On October 5th I discovered a non-password protected database that contained a large amount of monitoring and system logs. There were records indicating data backups, monitoring, error logging, and more. Upon further research, the database appeared to belong to the Texas-based cloud application hosting provider, Cloud Clusters Inc. According to their website, they have 4 data center locations that include: Bend, Oregon, Charlotte, North Carolina, Denver, Colorado, and Dallas, Texas.
I immediately sent a responsible disclosure notice of my findings. Public access was restricted shortly after my notice. No one replied to my first messages and after a second follow-up email on October 13th I received an acknowledgment of my notification that said “Thanks for pointing out the problems to enhance website security. We also take data security very seriously.” It is unclear if Cloud Clusters Inc had notified customers or authorities regarding the exposure.
I saw user/password credentials for Magento, WordPress accounts, and MySql. Magento is an eCommerce platform used to sell products or services and WordPress is a website management system written in PHP. An exposure of login details could have potentially put these accounts and shoppers at risk.

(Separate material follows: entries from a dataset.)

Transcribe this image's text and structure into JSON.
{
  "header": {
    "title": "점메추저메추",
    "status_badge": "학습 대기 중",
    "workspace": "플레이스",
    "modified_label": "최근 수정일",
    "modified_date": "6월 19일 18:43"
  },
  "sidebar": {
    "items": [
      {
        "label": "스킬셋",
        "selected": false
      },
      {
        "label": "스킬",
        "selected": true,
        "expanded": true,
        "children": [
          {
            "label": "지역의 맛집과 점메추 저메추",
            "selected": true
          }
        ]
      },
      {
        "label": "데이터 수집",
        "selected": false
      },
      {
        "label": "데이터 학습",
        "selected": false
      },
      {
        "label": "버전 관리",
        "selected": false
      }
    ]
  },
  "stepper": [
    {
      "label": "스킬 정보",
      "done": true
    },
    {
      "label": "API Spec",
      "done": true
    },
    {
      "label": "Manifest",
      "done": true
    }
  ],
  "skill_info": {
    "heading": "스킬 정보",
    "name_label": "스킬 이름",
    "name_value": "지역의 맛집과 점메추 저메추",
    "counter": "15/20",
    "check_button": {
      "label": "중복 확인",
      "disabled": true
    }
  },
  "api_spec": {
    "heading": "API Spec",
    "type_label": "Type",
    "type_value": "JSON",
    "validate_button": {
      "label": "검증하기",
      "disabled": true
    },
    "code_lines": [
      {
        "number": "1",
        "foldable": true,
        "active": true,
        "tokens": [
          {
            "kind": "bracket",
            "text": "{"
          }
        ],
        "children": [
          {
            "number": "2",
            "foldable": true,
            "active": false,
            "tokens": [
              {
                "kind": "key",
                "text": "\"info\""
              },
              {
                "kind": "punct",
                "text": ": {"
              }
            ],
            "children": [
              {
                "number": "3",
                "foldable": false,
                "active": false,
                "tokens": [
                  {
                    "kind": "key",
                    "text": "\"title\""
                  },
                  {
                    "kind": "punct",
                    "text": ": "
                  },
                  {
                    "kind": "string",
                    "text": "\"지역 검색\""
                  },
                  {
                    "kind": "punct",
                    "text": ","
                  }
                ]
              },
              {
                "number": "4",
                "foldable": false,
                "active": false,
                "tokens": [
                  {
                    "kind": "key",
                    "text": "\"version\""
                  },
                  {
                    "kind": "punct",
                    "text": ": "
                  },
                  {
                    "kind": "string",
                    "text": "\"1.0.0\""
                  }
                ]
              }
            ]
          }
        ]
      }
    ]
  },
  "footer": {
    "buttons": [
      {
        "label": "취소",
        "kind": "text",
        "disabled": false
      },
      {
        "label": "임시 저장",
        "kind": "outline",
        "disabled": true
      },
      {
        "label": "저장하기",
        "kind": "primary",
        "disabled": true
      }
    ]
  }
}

Cloud Clusters Inc’s customers could have been targeted by social engineering or spear phishing attempts using the exposed emails and credentials.
It is unclear how long these records were exposed or who else may have had access to this data. As a security researcher, I never circumvent or bypass password protected assets. These records were publicly accessible and no hacking necessary to see 63.7 million records. If a cyber criminal had access to this information it could potentially compromise those sites and eCommerce accounts. I am not implying that customers or visitors to these sites were at risk only raising awareness of what was exposed to anyone with an internet connection. After any security breach, all administrative credentials should be changed immediately including customer passwords or details that were captured in monitoring logs.
- Client panel and employee login paths and data.
- 63,747,966 total records exposed.
- Evidence of Meow bot attack (a malicious script that deletes data).
- Middleware and build information that could allow for a secondary path for malware.
- IP addresses, Ports, Pathways, and storage info that cybercriminals could exploit to access deeper into the network.
My full summary of the discovery was published on Secure Thoughts.